Any reduction in demand for PV systems would come at a critical time for the industry, just as it is starting to see dramatic growth in demand, especially in the U.S, which is poised to become one of the largest PV markets in the world by 2013. While the economic impact of reduced demand would be difficult enough to manage; a sudden slowdown in the trend of adoption in any of the three critical sectors (utility scale, commercial, or residential) would harm both economics and the overall perception of risk for customers and financiers, ultimately risking stagnation in the industry.

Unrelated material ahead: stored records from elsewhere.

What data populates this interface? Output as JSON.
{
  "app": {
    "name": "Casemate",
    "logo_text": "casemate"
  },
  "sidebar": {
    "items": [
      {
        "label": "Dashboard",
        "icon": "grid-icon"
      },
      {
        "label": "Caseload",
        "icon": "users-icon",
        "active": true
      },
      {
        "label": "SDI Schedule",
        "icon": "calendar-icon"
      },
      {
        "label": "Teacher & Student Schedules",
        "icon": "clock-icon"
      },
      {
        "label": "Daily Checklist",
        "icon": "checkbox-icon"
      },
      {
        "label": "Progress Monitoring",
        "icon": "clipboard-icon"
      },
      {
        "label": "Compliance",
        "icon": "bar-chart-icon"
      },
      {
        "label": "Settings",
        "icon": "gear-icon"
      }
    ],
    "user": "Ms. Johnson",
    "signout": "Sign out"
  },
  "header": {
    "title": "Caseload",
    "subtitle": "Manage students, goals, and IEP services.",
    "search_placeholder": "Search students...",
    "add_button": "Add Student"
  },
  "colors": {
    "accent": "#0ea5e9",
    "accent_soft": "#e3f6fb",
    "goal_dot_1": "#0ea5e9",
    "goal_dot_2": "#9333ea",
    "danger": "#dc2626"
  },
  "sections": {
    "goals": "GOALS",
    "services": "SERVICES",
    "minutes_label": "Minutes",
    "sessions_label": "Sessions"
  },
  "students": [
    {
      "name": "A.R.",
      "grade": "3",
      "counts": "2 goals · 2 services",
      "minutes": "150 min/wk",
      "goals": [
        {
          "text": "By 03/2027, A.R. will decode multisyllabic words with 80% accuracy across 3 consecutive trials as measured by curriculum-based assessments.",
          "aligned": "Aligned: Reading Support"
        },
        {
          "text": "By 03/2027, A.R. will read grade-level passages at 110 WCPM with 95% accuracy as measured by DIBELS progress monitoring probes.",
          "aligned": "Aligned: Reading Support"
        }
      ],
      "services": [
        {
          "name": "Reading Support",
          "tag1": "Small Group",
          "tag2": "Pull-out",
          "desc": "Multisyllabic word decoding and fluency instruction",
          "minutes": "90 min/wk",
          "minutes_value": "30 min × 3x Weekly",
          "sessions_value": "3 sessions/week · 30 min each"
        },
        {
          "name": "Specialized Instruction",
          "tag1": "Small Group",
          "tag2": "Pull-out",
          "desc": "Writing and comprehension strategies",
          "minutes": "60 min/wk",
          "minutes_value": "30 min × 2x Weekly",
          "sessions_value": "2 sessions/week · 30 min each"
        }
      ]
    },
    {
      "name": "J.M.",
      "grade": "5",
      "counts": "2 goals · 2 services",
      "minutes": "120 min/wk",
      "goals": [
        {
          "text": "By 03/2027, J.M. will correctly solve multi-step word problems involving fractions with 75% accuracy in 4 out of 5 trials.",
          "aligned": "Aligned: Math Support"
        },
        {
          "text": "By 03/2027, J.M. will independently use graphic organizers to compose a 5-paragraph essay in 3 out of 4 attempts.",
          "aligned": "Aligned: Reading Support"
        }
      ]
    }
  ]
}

Unfortunately, the Brattle Group didn’t consider the potential impact that higher electricity prices for PV generation would have on the industry’s credibility and public policy support, but I’m pretty confident it won’t help. Moreover, in the politics of today, where job growth and economic development drive the political agenda, the Brattle group projects that a 100 percent tariff on imported PV panels and modules from China would result in the net loss to consumers of $698 million to $2.62 billion, eliminating up to 50,000 U.S. jobs over the next three years. By Brattle’s projections, even a 50 percent tariff would cause between $621 million and $2.287 billion in net consumer losses. These numbers go in the wrong direction for the PV industry, threatening to give more ammunition to those who lobby for business as usual in the energy system.

Finally, the reduction in U.S. demand for PV resulting from tariffs will hurt U.S. businesses as much if not significantly more than the tariffs would impact the Chinese. Both DOE’s Sunshot Initiative and RMI’s internal analyses indicates that nearly two-thirds (roughly 63 percent) of the cost of residential solar PV installation came from items outside of solar modules (“balance of system costs”), such as inverters, permitting, taxes, wiring, etc. What’s more, the approximately 37 percent of solar PV costs from modules currently includes roughly half non-Chinese modules as well as distribution and sales revenues, which often go to U.S. employees working directly for or under contract with foreign module manufacturers. The numbers are similar for both utility- and commercial-scale systems. Therefore, less than a fifth of the cost of today’s solar PV installation goes to Chinese companies for module sales.

To be sure, the Chinese government’s strategic investment in its solar PV industry creates a powerful dynamic in the global value chain and is particularly challenging to non-Chinese crystalline silicone PV cell and panel manufacturers. However, for the rest of the global industry, including manufacturers developing non-crystalline technologies, the question is whether China represents a threat or, in fact, an opportunity. Remember, China is not only investing in its production capabilities and competitiveness; it is also simultaneously investing heavily in creating demand, which may prove to be good for the rest of the global industry.

I choose to believe that growing Chinese demand for PV will accelerate global demand and drive increased innovation throughout the value chain. Increased global demand will drive the development and adoption of more advanced and efficient cells, panels, componentry, and system designs—and very importantly lead to increased acceptance and adoption by utilities and other major power purchasers around the world. Growth and scale will lead to standardization and will open PV development to global financial markets, reducing financing costs and complexity. All of this will ultimately help the industry achieve the scale it needs to compete head to head with coal, natural gas, and nuclear power to generate the world’s electricity.